  • This is so great! Love the fabric too. I want to make a set of these for the whole fam one day soon. ;)

  • Very clever – I had a couple of beach chairs whose webbing had worn through & couldn’t figure out how to sew fabric around the frame. Duh! Take it apart…wish I’d thought about that cause they were so nice & lightweight.

  • Gosh, this is such a great idea…and would be a great gift for anybody in your family who loves to camp…Think about the brother who loves fly fishing or even boating, maybe even the aunt who loves to watch her nieces and nephews run marathon but really just a place to sit and tuck in her knitting WIPS and snacks. It’s truly better to be a sewer than a knitter. I’d suspect you could pick up a luggage rack for a song or two at a garage sale.

  • I LOVE the idea of using a canvas drop cloth – a blank slate for decorating!! also, LOL at “extra jolly”! The denim pocket dress is perfectly summery too :)

  • I love her buttery gold ring. Caught my attention ;) it just twinkled so merrily throughout. Anyway, awesome idea.

  • Very nice!! I would love to do this to a folding patio chair….same tubing but with different areas to use. Wonder if I could do this under one without taking it apart….??? Hmmm. Well I’m sure saving your great tut for the near future!

    I had to move into a second story, no patio apartment with limited outdoor seating space so I go to the park with my dog and all my ‘stuff’ …. what a hassle!

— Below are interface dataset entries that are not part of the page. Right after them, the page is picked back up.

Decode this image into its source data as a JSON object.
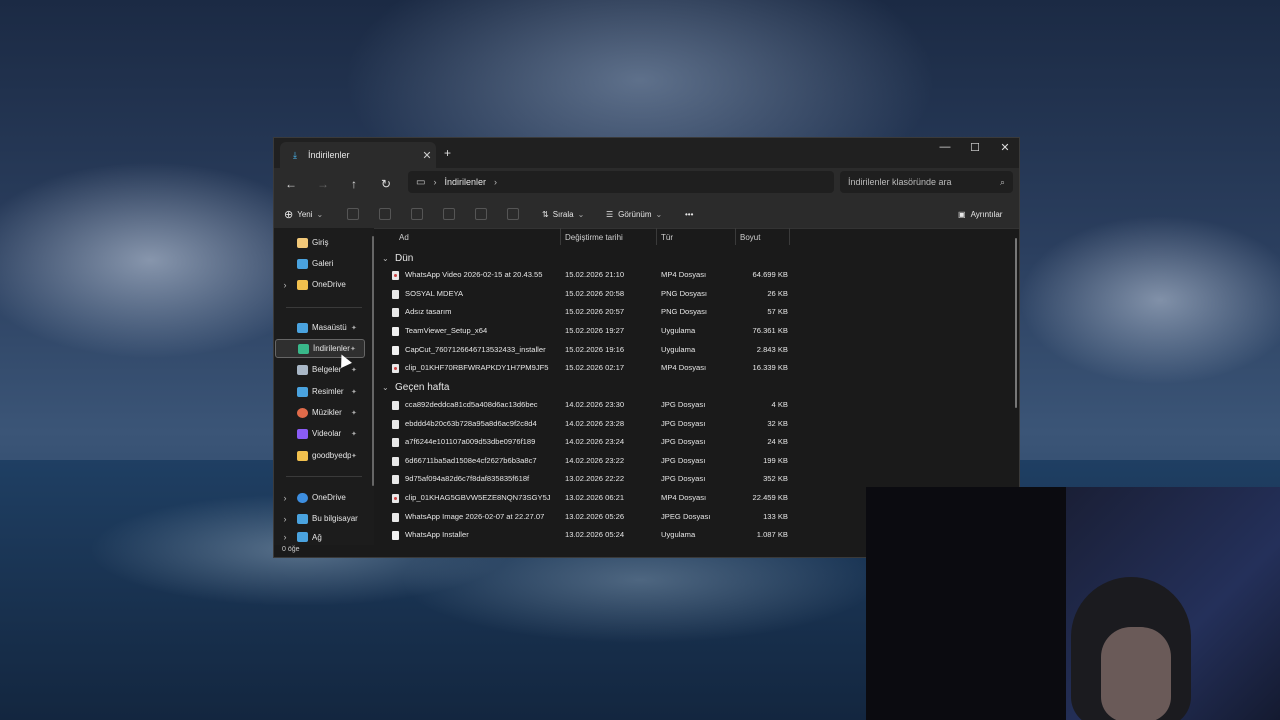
{
  "window": {
    "tab_title": "İndirilenler",
    "tab_close": "✕",
    "new_tab": "+",
    "minimize": "—",
    "maximize": "☐",
    "close": "✕"
  },
  "address": {
    "breadcrumb": "İndirilenler",
    "search_placeholder": "İndirilenler klasöründe ara"
  },
  "toolbar": {
    "new_label": "Yeni",
    "sort_label": "Sırala",
    "view_label": "Görünüm",
    "more_label": "•••",
    "details_label": "Ayrıntılar"
  },
  "sidebar": {
    "items": [
      {
        "label": "Giriş",
        "icon": "home-icon",
        "color": "#f2c879"
      },
      {
        "label": "Galeri",
        "icon": "gallery-icon",
        "color": "#4aa3df"
      },
      {
        "label": "OneDrive",
        "icon": "folder-icon",
        "color": "#f2c14e"
      },
      {
        "label": "Masaüstü",
        "icon": "desktop-icon",
        "color": "#4aa3df"
      },
      {
        "label": "İndirilenler",
        "icon": "download-icon",
        "color": "#39b88a"
      },
      {
        "label": "Belgeler",
        "icon": "documents-icon",
        "color": "#a9b7c6"
      },
      {
        "label": "Resimler",
        "icon": "pictures-icon",
        "color": "#4aa3df"
      },
      {
        "label": "Müzikler",
        "icon": "music-icon",
        "color": "#e06b4a"
      },
      {
        "label": "Videolar",
        "icon": "videos-icon",
        "color": "#8b5cf6"
      },
      {
        "label": "goodbyedpi-",
        "icon": "folder-icon",
        "color": "#f2c14e"
      },
      {
        "label": "OneDrive",
        "icon": "cloud-icon",
        "color": "#3d8ee0"
      },
      {
        "label": "Bu bilgisayar",
        "icon": "computer-icon",
        "color": "#4aa3df"
      },
      {
        "label": "Ağ",
        "icon": "network-icon",
        "color": "#4aa3df"
      }
    ]
  },
  "columns": {
    "name": "Ad",
    "date": "Değiştirme tarihi",
    "type": "Tür",
    "size": "Boyut"
  },
  "groups": [
    {
      "label": "Dün",
      "files": [
        {
          "name": "WhatsApp Video 2026-02-15 at 20.43.55",
          "date": "15.02.2026 21:10",
          "type": "MP4 Dosyası",
          "size": "64.699 KB",
          "kind": "vid"
        },
        {
          "name": "SOSYAL MDEYA",
          "date": "15.02.2026 20:58",
          "type": "PNG Dosyası",
          "size": "26 KB",
          "kind": "img"
        },
        {
          "name": "Adsız tasarım",
          "date": "15.02.2026 20:57",
          "type": "PNG Dosyası",
          "size": "57 KB",
          "kind": "img"
        },
        {
          "name": "TeamViewer_Setup_x64",
          "date": "15.02.2026 19:27",
          "type": "Uygulama",
          "size": "76.361 KB",
          "kind": "app"
        },
        {
          "name": "CapCut_7607126646713532433_installer",
          "date": "15.02.2026 19:16",
          "type": "Uygulama",
          "size": "2.843 KB",
          "kind": "app"
        },
        {
          "name": "clip_01KHF70RBFWRAPKDY1H7PM9JF5",
          "date": "15.02.2026 02:17",
          "type": "MP4 Dosyası",
          "size": "16.339 KB",
          "kind": "vid"
        }
      ]
    },
    {
      "label": "Geçen hafta",
      "files": [
        {
          "name": "cca892deddca81cd5a408d6ac13d6bec",
          "date": "14.02.2026 23:30",
          "type": "JPG Dosyası",
          "size": "4 KB",
          "kind": "img"
        },
        {
          "name": "ebddd4b20c63b728a95a8d6ac9f2c8d4",
          "date": "14.02.2026 23:28",
          "type": "JPG Dosyası",
          "size": "32 KB",
          "kind": "img"
        },
        {
          "name": "a7f6244e101107a009d53dbe0976f189",
          "date": "14.02.2026 23:24",
          "type": "JPG Dosyası",
          "size": "24 KB",
          "kind": "img"
        },
        {
          "name": "6d66711ba5ad1508e4cf2627b6b3a8c7",
          "date": "14.02.2026 23:22",
          "type": "JPG Dosyası",
          "size": "199 KB",
          "kind": "img"
        },
        {
          "name": "9d75af094a82d6c7f8daf835835f618f",
          "date": "13.02.2026 22:22",
          "type": "JPG Dosyası",
          "size": "352 KB",
          "kind": "img"
        },
        {
          "name": "clip_01KHAG5GBVW5EZE8NQN73SGY5J",
          "date": "13.02.2026 06:21",
          "type": "MP4 Dosyası",
          "size": "22.459 KB",
          "kind": "vid"
        },
        {
          "name": "WhatsApp Image 2026-02-07 at 22.27.07",
          "date": "13.02.2026 05:26",
          "type": "JPEG Dosyası",
          "size": "133 KB",
          "kind": "img"
        },
        {
          "name": "WhatsApp Installer",
          "date": "13.02.2026 05:24",
          "type": "Uygulama",
          "size": "1.087 KB",
          "kind": "app"
        }
      ]
    }
  ],
  "status": {
    "item_count": "0 öğe"
  }
}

But if I could make this ‘stool/chair’ I could cut my load-juggling significantly. Thanks for the great diy! Now to begin the experiment. B-)

  • Love the project. The DIY instructions are clear and logical. Hint: For outdoor projects , I usually choose thread w/UV rating as it wears longer .

  • I seen a lot of DIY articles on household furniture, autos and boats but this is the very first on camping furniture. The pictures really made it all easy to follow. Great job and I think I will give it a try.

  • hi! just came back to your posts and realized there hasn’t been a new upholstery post in a couple months! are you still doing upholstery posts for d*s? i’ve really enjoyed them!